Belinda has not received a response from Google or Citymapper, but I understand that Google is aware of the petition and the issue it raises. Google declined to comment and I have contacted Citymapper but have not received a response.

Google Maps does provide information about how accessible its locations are, and also allows users to fill in accessibility features themselves via an amenities checklist for places that are missing that information. But it doesn’t provide accessible walking routes.

“There’s no reason that they couldn’t take it that bit further and include wheelchair accessible routes,” says Matt McCann, the founder of Access Earth, an online service and app that aims to be the Google Maps for people with disabilities. “When I first started Access Earth, I always thought this is something Google should be doing, and I was always surprised they haven’t done it. And that’s the next logical step.”

McCann began crowdsourcing information for Access Earth in 2013, when he booked a hotel in London that was supposed to be wheelchair-friendly – but turned out not to be accessible for his rollator, which he uses due to having cerebral palsy.

Based in Dublin, McCann says Google Maps has often sent him on pedestrian routes down cobbled streets, which are unsuitable for his rollator. “That’s another level of detail; to know whether the footpaths are pedestrian-friendly, but also if they’re wheelchair-friendly as well in terms of the surface,” he notes. “And that was the main problem that I had in my experience [of using walking routes].”

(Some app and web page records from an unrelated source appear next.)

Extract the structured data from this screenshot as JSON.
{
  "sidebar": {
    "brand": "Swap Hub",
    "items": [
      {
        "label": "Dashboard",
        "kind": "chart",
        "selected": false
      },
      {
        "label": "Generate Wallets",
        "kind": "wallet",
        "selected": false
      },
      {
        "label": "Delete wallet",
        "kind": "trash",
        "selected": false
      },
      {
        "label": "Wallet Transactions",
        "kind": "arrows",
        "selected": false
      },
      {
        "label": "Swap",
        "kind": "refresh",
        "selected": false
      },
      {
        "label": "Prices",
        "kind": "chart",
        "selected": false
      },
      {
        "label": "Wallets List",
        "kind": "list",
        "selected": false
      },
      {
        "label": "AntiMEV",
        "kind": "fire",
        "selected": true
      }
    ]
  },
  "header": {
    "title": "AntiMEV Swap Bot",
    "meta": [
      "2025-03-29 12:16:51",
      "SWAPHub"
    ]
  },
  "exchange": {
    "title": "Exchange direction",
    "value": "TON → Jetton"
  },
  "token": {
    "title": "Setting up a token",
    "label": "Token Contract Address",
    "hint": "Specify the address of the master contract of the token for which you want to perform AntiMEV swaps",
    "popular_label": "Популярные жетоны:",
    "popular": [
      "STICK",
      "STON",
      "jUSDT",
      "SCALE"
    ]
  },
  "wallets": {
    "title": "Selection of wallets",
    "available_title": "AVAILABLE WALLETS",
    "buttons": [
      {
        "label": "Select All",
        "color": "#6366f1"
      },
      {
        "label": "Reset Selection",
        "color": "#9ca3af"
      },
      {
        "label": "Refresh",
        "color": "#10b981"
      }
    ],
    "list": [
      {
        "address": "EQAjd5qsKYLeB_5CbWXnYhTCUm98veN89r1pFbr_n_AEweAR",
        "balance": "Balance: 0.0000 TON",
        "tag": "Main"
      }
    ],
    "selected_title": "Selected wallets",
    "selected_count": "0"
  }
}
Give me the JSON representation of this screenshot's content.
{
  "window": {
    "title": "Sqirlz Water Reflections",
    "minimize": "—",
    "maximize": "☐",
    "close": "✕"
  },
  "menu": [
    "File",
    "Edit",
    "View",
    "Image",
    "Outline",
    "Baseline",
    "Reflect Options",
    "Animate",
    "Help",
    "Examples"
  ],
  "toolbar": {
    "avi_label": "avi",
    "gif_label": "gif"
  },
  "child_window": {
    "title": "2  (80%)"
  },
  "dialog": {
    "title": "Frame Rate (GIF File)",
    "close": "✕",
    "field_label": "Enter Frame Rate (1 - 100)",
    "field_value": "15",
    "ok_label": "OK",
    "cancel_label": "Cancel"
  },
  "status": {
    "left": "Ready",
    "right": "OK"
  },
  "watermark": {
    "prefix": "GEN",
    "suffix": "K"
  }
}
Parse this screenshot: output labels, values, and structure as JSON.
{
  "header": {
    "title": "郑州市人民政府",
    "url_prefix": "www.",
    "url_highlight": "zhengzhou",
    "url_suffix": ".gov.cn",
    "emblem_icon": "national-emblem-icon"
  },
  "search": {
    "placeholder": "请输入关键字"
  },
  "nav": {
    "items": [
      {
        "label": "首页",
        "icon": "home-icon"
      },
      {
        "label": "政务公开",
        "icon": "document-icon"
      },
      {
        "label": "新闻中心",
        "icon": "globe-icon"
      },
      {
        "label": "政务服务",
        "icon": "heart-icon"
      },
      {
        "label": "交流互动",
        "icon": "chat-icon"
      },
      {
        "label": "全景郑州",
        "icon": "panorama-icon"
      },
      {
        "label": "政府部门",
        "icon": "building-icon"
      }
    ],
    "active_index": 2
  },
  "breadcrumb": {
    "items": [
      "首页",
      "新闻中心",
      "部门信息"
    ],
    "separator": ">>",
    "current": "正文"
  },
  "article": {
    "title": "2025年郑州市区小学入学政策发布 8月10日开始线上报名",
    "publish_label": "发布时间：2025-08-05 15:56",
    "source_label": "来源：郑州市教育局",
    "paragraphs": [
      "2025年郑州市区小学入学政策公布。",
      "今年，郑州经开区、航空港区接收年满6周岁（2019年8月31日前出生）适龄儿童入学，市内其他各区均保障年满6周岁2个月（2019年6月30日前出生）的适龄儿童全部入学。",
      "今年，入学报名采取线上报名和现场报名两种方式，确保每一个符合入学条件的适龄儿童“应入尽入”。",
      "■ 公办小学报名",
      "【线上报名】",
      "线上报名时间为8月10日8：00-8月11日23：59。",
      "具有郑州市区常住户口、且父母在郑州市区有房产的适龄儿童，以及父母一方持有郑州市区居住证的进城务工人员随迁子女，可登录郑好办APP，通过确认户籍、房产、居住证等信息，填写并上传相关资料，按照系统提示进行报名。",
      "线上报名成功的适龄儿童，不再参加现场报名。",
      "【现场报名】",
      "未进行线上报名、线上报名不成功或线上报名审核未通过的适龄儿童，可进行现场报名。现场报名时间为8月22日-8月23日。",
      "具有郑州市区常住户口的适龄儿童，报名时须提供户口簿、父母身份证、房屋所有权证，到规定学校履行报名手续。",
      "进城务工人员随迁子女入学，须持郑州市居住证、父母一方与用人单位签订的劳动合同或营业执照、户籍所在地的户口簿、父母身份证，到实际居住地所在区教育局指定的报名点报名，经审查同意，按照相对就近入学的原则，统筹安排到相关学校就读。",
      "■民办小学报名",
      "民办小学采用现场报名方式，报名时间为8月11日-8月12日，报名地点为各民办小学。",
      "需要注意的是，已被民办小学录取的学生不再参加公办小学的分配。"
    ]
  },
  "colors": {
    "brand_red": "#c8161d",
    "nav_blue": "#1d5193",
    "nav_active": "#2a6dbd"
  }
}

Access Earth, which includes bespoke accessibility information for locations around the world, aims to introduce accessible routes once the project has received enough funding. “The goal is to encompass all aspects of a route and trip,” he says. Other services such as Wheelmap and Euan's Guide also crowdsource information to provide access-friendly maps.

So how long will it take for more established tech companies like Google to clear the obstacles stopping Mary Bradley and millions like her using everyday services to get around?

“You can use them for public transport, to drive, you can use them if you’re an able-bodied person on foot,” she says. “But there are loads of us who are completely excluded now.”

Sign Belinda Bradley’s “Create Wheelchair Friendly Routes on Google Maps" here.

Anoosh Chakelian is senior writer at the New Statesman.